═════ DATA SHOWN ═════

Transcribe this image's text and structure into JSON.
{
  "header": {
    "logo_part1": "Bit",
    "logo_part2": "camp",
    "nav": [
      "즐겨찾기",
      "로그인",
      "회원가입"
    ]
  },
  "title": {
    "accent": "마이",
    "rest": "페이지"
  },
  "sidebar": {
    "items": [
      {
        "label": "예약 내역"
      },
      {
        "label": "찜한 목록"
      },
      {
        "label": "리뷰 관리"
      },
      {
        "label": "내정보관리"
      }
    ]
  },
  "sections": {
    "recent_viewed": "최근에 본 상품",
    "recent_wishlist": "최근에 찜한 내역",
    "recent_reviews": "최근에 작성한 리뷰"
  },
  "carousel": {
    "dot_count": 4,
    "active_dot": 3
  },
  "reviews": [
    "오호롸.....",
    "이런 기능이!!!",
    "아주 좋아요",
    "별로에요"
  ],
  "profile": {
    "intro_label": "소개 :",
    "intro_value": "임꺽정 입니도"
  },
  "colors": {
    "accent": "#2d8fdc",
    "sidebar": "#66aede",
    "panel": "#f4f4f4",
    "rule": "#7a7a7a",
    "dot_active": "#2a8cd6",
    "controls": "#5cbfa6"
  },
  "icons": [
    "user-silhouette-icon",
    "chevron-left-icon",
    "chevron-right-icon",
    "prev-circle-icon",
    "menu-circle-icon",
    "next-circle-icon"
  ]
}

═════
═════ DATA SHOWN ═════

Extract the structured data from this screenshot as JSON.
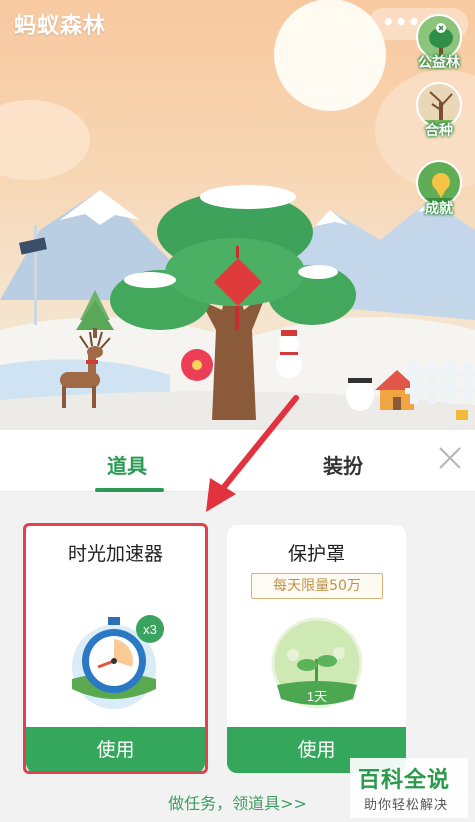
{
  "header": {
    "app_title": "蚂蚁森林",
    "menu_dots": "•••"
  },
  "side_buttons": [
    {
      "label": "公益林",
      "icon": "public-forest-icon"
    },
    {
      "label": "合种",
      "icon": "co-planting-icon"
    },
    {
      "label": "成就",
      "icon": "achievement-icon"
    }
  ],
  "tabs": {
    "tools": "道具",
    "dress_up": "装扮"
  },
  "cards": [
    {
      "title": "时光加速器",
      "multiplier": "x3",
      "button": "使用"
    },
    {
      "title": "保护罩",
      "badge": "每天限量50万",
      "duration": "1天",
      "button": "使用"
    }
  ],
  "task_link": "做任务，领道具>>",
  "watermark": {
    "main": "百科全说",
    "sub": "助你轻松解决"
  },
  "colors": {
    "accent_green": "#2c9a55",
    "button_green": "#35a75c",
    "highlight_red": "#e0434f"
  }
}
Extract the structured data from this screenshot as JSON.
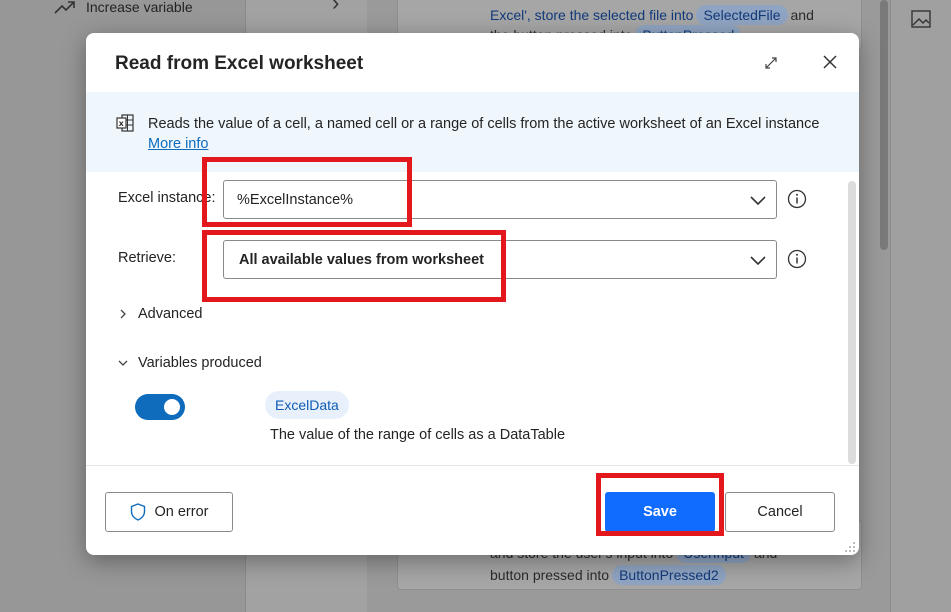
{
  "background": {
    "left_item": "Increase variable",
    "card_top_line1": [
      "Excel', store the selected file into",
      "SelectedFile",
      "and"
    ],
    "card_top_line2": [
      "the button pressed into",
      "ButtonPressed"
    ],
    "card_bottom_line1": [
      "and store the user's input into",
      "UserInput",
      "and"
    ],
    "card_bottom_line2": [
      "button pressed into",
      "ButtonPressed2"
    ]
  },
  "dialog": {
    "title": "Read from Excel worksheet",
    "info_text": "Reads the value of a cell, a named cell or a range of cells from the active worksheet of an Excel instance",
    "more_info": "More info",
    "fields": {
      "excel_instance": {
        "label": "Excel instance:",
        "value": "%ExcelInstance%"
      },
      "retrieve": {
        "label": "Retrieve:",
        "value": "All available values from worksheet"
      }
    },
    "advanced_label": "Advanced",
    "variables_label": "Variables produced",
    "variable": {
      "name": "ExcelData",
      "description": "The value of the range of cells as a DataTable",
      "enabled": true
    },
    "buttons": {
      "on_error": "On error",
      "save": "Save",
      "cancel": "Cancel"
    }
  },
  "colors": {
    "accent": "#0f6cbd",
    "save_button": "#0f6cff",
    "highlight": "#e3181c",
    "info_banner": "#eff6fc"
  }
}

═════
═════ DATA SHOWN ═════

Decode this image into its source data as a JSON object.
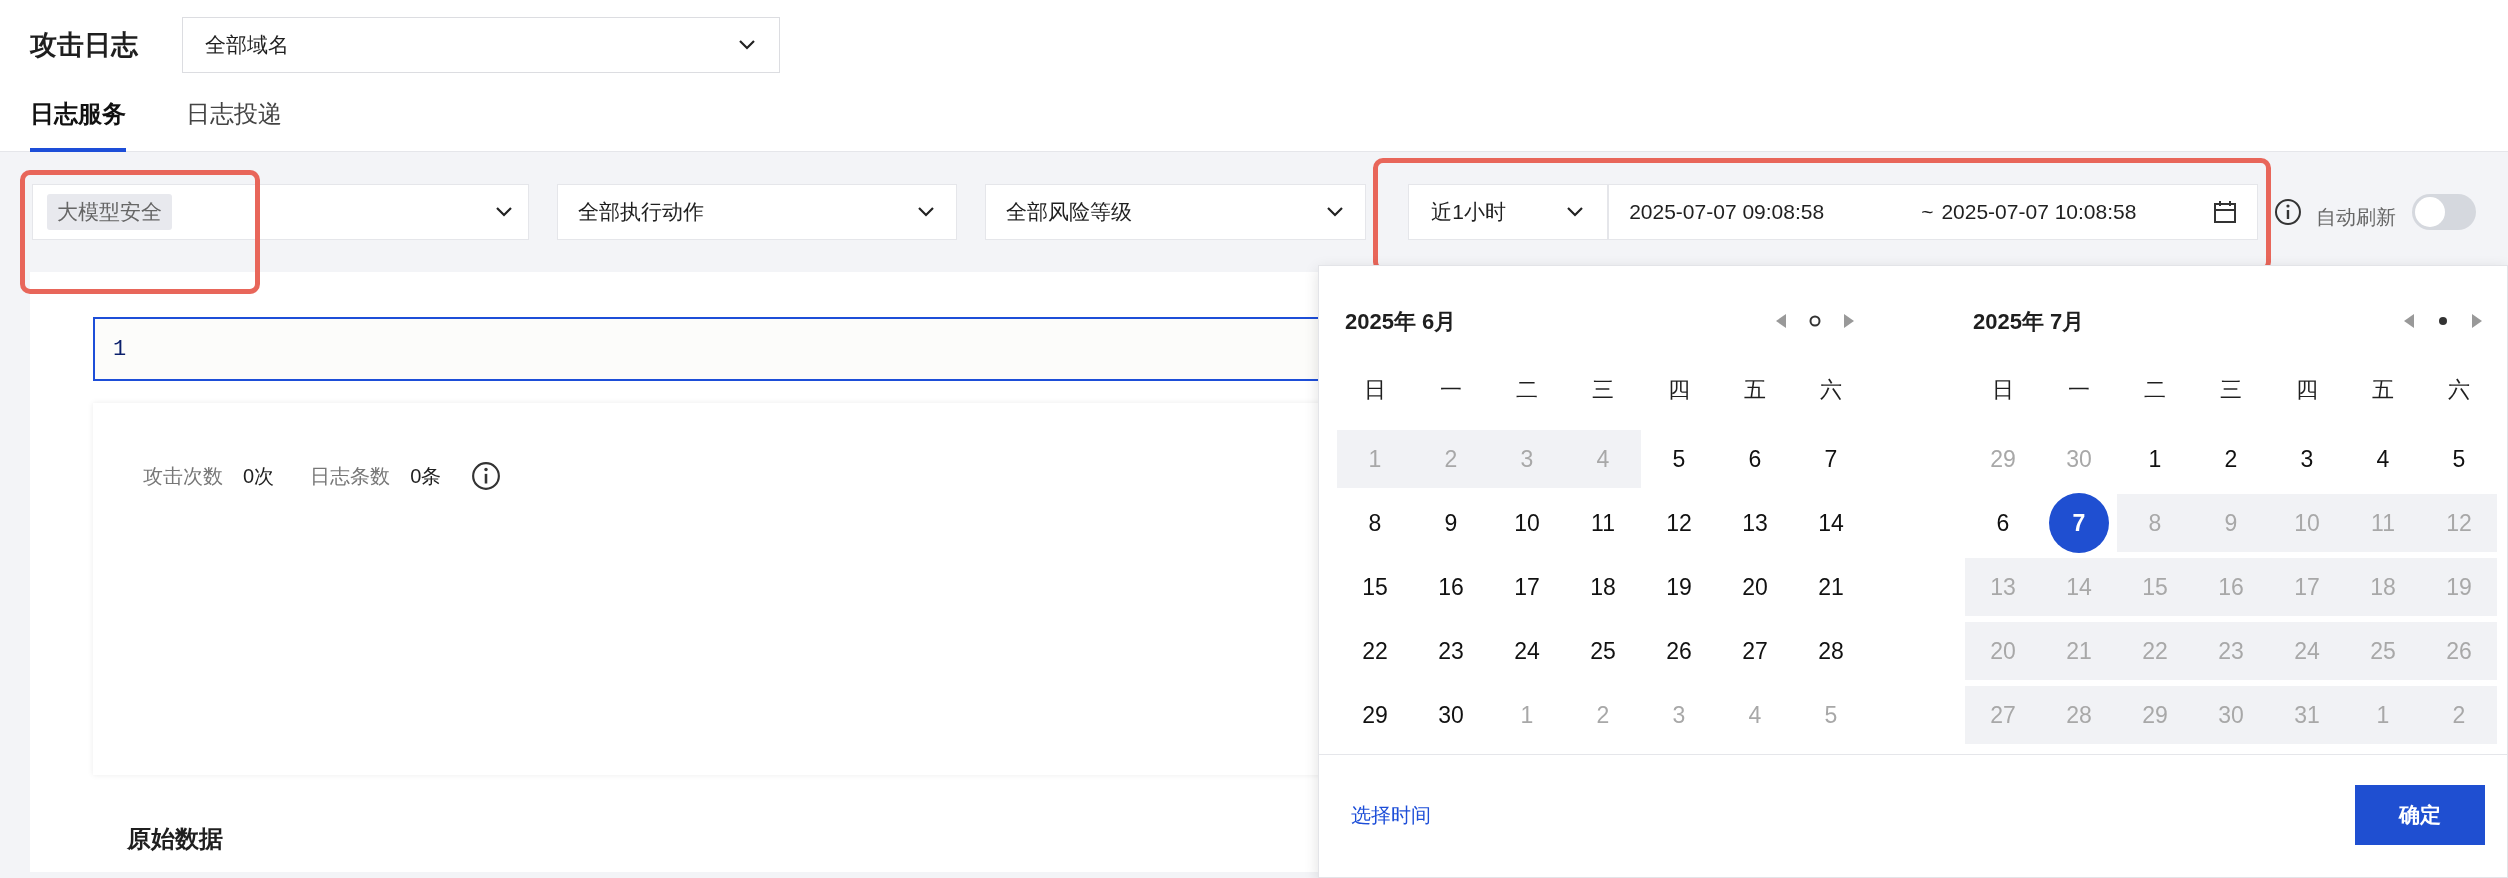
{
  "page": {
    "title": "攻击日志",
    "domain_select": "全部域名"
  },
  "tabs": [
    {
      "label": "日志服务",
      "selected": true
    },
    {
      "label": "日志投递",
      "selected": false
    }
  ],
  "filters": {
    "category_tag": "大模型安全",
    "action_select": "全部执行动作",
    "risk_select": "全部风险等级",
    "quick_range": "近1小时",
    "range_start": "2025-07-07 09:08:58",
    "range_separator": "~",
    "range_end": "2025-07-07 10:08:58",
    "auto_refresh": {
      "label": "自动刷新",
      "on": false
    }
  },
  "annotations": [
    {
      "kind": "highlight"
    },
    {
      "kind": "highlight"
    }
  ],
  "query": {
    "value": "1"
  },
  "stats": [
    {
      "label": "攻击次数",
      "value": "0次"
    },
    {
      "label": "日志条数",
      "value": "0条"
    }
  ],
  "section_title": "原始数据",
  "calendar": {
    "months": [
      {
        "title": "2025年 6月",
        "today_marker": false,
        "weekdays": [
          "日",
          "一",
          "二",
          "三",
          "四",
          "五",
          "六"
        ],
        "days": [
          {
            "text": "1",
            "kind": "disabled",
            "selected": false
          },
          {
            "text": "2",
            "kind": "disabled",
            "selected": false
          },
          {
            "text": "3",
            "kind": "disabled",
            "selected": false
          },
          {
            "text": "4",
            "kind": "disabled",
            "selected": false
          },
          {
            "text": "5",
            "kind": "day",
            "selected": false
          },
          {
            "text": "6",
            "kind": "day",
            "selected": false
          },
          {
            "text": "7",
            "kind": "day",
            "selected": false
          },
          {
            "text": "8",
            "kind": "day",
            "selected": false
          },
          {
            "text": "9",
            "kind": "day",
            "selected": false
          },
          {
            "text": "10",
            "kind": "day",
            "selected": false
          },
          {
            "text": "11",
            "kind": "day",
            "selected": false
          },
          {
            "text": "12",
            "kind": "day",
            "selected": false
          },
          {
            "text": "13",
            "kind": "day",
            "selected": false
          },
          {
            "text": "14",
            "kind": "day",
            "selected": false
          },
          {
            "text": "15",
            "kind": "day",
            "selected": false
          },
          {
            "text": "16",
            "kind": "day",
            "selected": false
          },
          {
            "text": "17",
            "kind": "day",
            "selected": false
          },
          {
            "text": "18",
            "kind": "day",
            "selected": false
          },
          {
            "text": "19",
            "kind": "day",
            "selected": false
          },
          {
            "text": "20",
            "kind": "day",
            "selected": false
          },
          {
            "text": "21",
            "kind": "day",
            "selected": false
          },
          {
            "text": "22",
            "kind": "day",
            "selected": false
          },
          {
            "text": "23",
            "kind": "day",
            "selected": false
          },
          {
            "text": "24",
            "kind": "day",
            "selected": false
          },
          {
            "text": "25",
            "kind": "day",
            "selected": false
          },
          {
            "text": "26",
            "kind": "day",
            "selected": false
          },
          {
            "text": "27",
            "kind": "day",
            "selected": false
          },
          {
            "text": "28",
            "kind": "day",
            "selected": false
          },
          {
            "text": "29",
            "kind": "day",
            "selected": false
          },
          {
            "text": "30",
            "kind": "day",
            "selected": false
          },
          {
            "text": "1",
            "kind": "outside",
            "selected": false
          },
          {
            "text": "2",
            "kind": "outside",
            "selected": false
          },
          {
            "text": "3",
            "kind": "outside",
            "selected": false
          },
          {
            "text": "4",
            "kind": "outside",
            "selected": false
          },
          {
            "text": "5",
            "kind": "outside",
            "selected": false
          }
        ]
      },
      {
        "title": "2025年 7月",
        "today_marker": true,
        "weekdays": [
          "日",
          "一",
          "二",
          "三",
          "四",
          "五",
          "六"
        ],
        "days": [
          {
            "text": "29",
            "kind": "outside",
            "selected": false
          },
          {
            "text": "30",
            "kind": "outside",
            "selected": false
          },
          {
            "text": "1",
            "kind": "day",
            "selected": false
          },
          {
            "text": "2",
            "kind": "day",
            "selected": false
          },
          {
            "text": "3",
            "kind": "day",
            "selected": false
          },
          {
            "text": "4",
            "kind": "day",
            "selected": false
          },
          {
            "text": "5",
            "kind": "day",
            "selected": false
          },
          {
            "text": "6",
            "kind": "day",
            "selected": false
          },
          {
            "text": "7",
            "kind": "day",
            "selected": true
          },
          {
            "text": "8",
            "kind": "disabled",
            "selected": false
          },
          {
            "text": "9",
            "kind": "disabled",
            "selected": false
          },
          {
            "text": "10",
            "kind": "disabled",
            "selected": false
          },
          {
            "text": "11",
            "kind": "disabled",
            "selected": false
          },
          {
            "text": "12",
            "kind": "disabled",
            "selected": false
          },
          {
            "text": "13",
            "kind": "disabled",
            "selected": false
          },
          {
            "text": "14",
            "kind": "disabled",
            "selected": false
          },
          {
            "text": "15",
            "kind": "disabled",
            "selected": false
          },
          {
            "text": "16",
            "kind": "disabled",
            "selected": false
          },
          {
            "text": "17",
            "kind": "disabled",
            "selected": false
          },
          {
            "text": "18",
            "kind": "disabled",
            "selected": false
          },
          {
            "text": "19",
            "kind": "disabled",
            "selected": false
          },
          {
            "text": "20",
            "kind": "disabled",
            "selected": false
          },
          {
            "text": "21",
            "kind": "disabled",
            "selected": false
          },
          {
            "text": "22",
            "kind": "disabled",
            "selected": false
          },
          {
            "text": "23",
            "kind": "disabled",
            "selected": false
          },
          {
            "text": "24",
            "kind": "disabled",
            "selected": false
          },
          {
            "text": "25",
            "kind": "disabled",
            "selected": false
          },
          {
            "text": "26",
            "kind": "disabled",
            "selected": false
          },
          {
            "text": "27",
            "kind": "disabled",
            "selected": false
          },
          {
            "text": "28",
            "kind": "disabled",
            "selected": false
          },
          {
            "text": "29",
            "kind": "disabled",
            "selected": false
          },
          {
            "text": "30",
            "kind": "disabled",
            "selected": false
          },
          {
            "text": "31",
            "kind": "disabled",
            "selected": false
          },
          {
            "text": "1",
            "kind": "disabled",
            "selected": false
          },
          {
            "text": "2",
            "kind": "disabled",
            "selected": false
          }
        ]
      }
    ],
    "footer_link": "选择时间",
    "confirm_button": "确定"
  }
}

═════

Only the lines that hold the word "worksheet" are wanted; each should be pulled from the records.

▸ **SOLUTION**:
    "title": "Read from Excel worksheet",
    "info_text": "Reads the value of a cell, a named cell or a range of cells from the active worksheet of an Excel instance",
        "value": "All available values from worksheet"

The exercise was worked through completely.